Traditionally, the final Cellar Vate beer tasting of the year is a “best of the best” competition where the top beers from the preceding tastings are pitted against each other. This year, nine beers were tasted. Each beer had been voted first or second at the nine tasting during 2007. The full report – and results – is here.
In the course of a long, highly entertaining report of his trip to Auckland, Will from GoNZo Freakpower blog ends up judging a – how do I put this legally? – horticultural event on a boat. This is the paragraph which caught my eye:
About a dozen entries and there’s three outstanding ones. One bud, big as your fist, sits there begging to be scratched and sniffed. I feel like Neil Miller at the Beer Festival, or Jules at Toast Martinborough.
As most people will be suffering a near terminal lack of work motivation at this time of the week, here are two quick links to beer items which may be of interest:
Over at Beer O’Clock on Not PC, a look at humorous beer advertising complete with links.
Glass Tip – Foreign Correspondent Belinda for the initial article
Secondly, a beer tasting report and results from last nights tasting at Thomson and Brooker.
From the Wellingtonian, my latest column on the world’s largest fair, Oktoberfest:
German beer has a deservedly fine reputation around the world. Their voluntary adherence to the world’s oldest food standard (the Bavarian Beer Purity Laws of 1516) ensures that only malt, hops, yeast and water are used in their beers. Additive-free beers were not invented by Steinlager Pure in 2007.
Continuing the Oktoberfest theme but taking it a oddly magnificent direction, a report from the latest Cellar Vate tasting:
This month’s tasting at the Backbencher had a genuinely unique theme – Moa-toberfest!
Will Moa-toberfest be the next big thing? What is Moa-toberfest anyway?
The theme of the September Cellar Vate tasting was English beers:
The theme of the September Cellar Vate Beer tasting was English beer though there was one invader from Scotland. The beers selected demonstrated a number of current trends in British brewing including historic breweries under pressure, traditional recipes, centralization of ownership, the rise of organic beer and the creation of new styles designed to appeal to non-traditional beer drinkers.

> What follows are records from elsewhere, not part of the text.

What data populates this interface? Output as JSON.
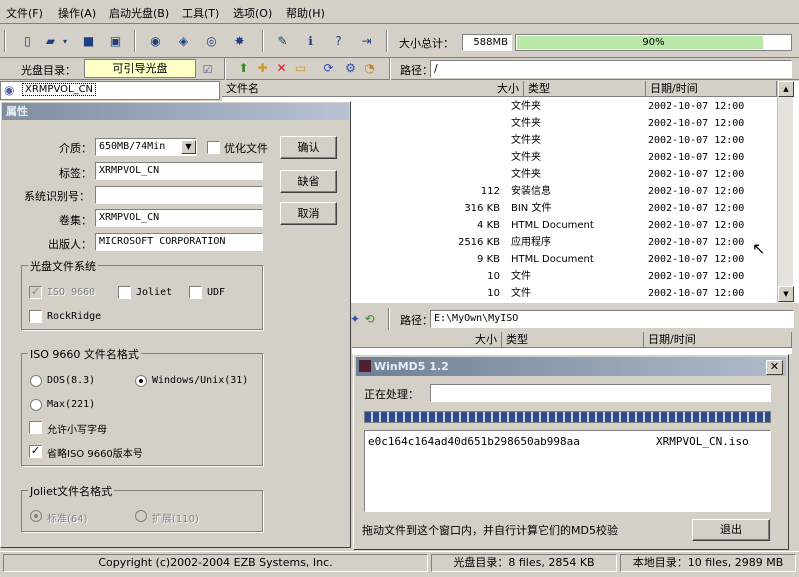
{
  "menu": [
    "文件(F)",
    "操作(A)",
    "启动光盘(B)",
    "工具(T)",
    "选项(O)",
    "帮助(H)"
  ],
  "toolbar": {
    "total_size_label": "大小总计：",
    "total_size_value": "588MB",
    "progress_percent": 90,
    "progress_text": "90%"
  },
  "disc": {
    "label": "光盘目录：",
    "boot_button": "可引导光盘",
    "path_label": "路径：",
    "path_value": "/",
    "volume_name": "XRMPVOL_CN"
  },
  "file_list": {
    "columns": [
      "文件名",
      "大小",
      "类型",
      "日期/时间"
    ],
    "rows": [
      {
        "size": "",
        "type": "文件夹",
        "date": "2002-10-07 12:00"
      },
      {
        "size": "",
        "type": "文件夹",
        "date": "2002-10-07 12:00"
      },
      {
        "size": "",
        "type": "文件夹",
        "date": "2002-10-07 12:00"
      },
      {
        "size": "",
        "type": "文件夹",
        "date": "2002-10-07 12:00"
      },
      {
        "size": "",
        "type": "文件夹",
        "date": "2002-10-07 12:00"
      },
      {
        "size": "112",
        "type": "安装信息",
        "date": "2002-10-07 12:00"
      },
      {
        "size": "316 KB",
        "type": "BIN 文件",
        "date": "2002-10-07 12:00"
      },
      {
        "size": "4 KB",
        "type": "HTML Document",
        "date": "2002-10-07 12:00"
      },
      {
        "size": "2516 KB",
        "type": "应用程序",
        "date": "2002-10-07 12:00"
      },
      {
        "size": "9 KB",
        "type": "HTML Document",
        "date": "2002-10-07 12:00"
      },
      {
        "size": "10",
        "type": "文件",
        "date": "2002-10-07 12:00"
      },
      {
        "size": "10",
        "type": "文件",
        "date": "2002-10-07 12:00"
      }
    ]
  },
  "local": {
    "path_label": "路径：",
    "path_value": "E:\\MyOwn\\MyISO",
    "columns": [
      "大小",
      "类型",
      "日期/时间"
    ]
  },
  "properties": {
    "title": "属性",
    "media_label": "介质：",
    "media_value": "650MB/74Min",
    "optimize_label": "优化文件",
    "volume_label_label": "标签：",
    "volume_label_value": "XRMPVOL_CN",
    "system_id_label": "系统识别号：",
    "system_id_value": "",
    "volume_set_label": "卷集：",
    "volume_set_value": "XRMPVOL_CN",
    "publisher_label": "出版人：",
    "publisher_value": "MICROSOFT CORPORATION",
    "ok_button": "确认",
    "default_button": "缺省",
    "cancel_button": "取消",
    "fs_group": "光盘文件系统",
    "fs_iso": "ISO 9660",
    "fs_joliet": "Joliet",
    "fs_udf": "UDF",
    "fs_rockridge": "RockRidge",
    "iso_group": "ISO 9660 文件名格式",
    "iso_dos": "DOS(8.3)",
    "iso_windows": "Windows/Unix(31)",
    "iso_max": "Max(221)",
    "iso_lowercase": "允许小写字母",
    "iso_omit_version": "省略ISO 9660版本号",
    "joliet_group": "Joliet文件名格式",
    "joliet_standard": "标准(64)",
    "joliet_extended": "扩展(110)"
  },
  "md5": {
    "title": "WinMD5 1.2",
    "processing_label": "正在处理：",
    "hash": "e0c164c164ad40d651b298650ab998aa",
    "filename": "XRMPVOL_CN.iso",
    "hint": "拖动文件到这个窗口内，并自行计算它们的MD5校验",
    "exit_button": "退出"
  },
  "status": {
    "copyright": "Copyright (c)2002-2004 EZB Systems, Inc.",
    "disc_summary": "光盘目录：8 files, 2854 KB",
    "local_summary": "本地目录：10 files, 2989 MB"
  }
}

The August Cellar Vate tasting was “All Hail Pale Ale, All Hail Pale Ale, All Hail Pale Ale!:
I just love the theme “all hail pale ale” and it has quickly become an annual tasting at the Cellar-Vate Beer Club. The August tasting saw a full house of 50 people try seven pale ales (a mix of traditional, IPA and APA) and the very rare smoked bock from Invercargill as a treat. There were two breweries making their debut and a special guest presenter!
There was also excellent tasting for the social club at Buddle Findlay:
Last week I ran a beer tasting in the panoramic boardroom of Buddle Findlay for their social club. The fantastic views of the Wellington harbor were matched only by the quality of food. Not many tastings these days serve chips AND peanuts! Thankfully, the snacks did not over shadow the awesome beer menu.
From the Wellingtonian with kind permission, a column on beer lists, and beer and food matching:
I once bemused an impeccably dressed waiter in a fine (and expensive) Wellington restaurant by asking to see the beer list when ordering. “We do not have a beer list, sir. Why don’t you tell me what beer you would like and I will see if we have it?”
The latest Salient column details the on-going Bud war:
However, the mailbag was recently bulging with a plethora (“two”) of messages regarding comments made about the American beer Budweiser and the Czech beer Budvar in a law lecture at Victoria. The anonymous writers alerted me to the fact that Reader in Law Geoff McLay (known affectionately around the Law School as “Mr McLay”) had devoted part of a lecture to the global legal battles between Budvar – “the beer of kings” – and Budweiser – “the king of beers”.
Finally, the report and results from last night’s tasting at the Treasury:
The first ever commercial beer tasting I ever ran was on the May 22 in 2003. It was at the Treasury and there were eight people there. Last night I returned to the same venue to run another tasting to a crowd twice that size!
It’s been a very busy week for beer tastings so here are the reports from three recent events including the winners of the popular vote:
The big one was the Belgian beer tasting at Cellar Vate:
Sixty people at the Belgian beer tasting took solace in the famous sign near a Belgian monastery – “The good Lord has changed water into wine, so how can drinking beer be a sin?”
There was also a tasting for the active Statistics New Zealand social club:
The last time I had run a beer tasting for the Statistics New Zealand Social Club, the weather outside had been so stormy that a neighbouring wooden fence was completely blown over while I was trying to talk about Porters.
The third was the Centre for Public Health Research:
A fun little tasting involving beer, chocolate and singstar…